# Your goal
Set out the records again, keeping every word as it is.

# Provided material
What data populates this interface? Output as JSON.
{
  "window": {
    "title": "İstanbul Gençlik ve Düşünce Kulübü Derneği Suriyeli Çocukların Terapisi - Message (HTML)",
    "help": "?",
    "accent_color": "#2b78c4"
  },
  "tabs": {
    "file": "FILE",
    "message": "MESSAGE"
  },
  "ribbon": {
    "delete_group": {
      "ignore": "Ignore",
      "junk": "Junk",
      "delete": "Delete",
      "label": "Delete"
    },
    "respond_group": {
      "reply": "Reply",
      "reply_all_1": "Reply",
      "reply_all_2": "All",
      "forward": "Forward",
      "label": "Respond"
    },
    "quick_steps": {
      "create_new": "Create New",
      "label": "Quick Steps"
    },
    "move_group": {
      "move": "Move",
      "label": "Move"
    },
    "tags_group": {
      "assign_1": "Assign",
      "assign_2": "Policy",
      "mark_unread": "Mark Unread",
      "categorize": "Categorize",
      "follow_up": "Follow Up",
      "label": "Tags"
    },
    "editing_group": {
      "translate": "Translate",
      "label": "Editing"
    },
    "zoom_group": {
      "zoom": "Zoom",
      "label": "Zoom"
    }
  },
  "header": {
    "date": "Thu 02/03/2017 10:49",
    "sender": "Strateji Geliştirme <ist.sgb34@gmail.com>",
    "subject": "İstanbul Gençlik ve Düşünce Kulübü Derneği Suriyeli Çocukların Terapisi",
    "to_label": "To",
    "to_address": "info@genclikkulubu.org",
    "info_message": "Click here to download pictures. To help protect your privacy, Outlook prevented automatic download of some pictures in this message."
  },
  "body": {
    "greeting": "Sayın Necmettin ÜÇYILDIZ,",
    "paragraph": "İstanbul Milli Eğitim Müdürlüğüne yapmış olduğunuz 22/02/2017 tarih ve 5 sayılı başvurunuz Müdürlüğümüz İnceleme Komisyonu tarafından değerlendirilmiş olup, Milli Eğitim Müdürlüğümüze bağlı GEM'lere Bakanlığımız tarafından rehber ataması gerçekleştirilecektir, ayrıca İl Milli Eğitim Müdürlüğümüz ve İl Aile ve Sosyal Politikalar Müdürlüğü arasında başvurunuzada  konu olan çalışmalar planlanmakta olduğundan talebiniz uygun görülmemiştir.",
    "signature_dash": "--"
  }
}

# Exercise result
What data populates this interface? Output as JSON.
{
  "window": {
    "title": "İstanbul Gençlik ve Düşünce Kulübü Derneği Suriyeli Çocukların Terapisi - Message (HTML)",
    "help": "?",
    "accent_color": "#2b78c4"
  },
  "tabs": {
    "file": "FILE",
    "message": "MESSAGE"
  },
  "ribbon": {
    "delete_group": {
      "ignore": "Ignore",
      "junk": "Junk",
      "delete": "Delete",
      "label": "Delete"
    },
    "respond_group": {
      "reply": "Reply",
      "reply_all_1": "Reply",
      "reply_all_2": "All",
      "forward": "Forward",
      "label": "Respond"
    },
    "quick_steps": {
      "create_new": "Create New",
      "label": "Quick Steps"
    },
    "move_group": {
      "move": "Move",
      "label": "Move"
    },
    "tags_group": {
      "assign_1": "Assign",
      "assign_2": "Policy",
      "mark_unread": "Mark Unread",
      "categorize": "Categorize",
      "follow_up": "Follow Up",
      "label": "Tags"
    },
    "editing_group": {
      "translate": "Translate",
      "label": "Editing"
    },
    "zoom_group": {
      "zoom": "Zoom",
      "label": "Zoom"
    }
  },
  "header": {
    "date": "Thu 02/03/2017 10:49",
    "sender": "Strateji Geliştirme <ist.sgb34@gmail.com>",
    "subject": "İstanbul Gençlik ve Düşünce Kulübü Derneği Suriyeli Çocukların Terapisi",
    "to_label": "To",
    "to_address": "info@genclikkulubu.org",
    "info_message": "Click here to download pictures. To help protect your privacy, Outlook prevented automatic download of some pictures in this message."
  },
  "body": {
    "greeting": "Sayın Necmettin ÜÇYILDIZ,",
    "paragraph": "İstanbul Milli Eğitim Müdürlüğüne yapmış olduğunuz 22/02/2017 tarih ve 5 sayılı başvurunuz Müdürlüğümüz İnceleme Komisyonu tarafından değerlendirilmiş olup, Milli Eğitim Müdürlüğümüze bağlı GEM'lere Bakanlığımız tarafından rehber ataması gerçekleştirilecektir, ayrıca İl Milli Eğitim Müdürlüğümüz ve İl Aile ve Sosyal Politikalar Müdürlüğü arasında başvurunuzada  konu olan çalışmalar planlanmakta olduğundan talebiniz uygun görülmemiştir.",
    "signature_dash": "--"
  }
}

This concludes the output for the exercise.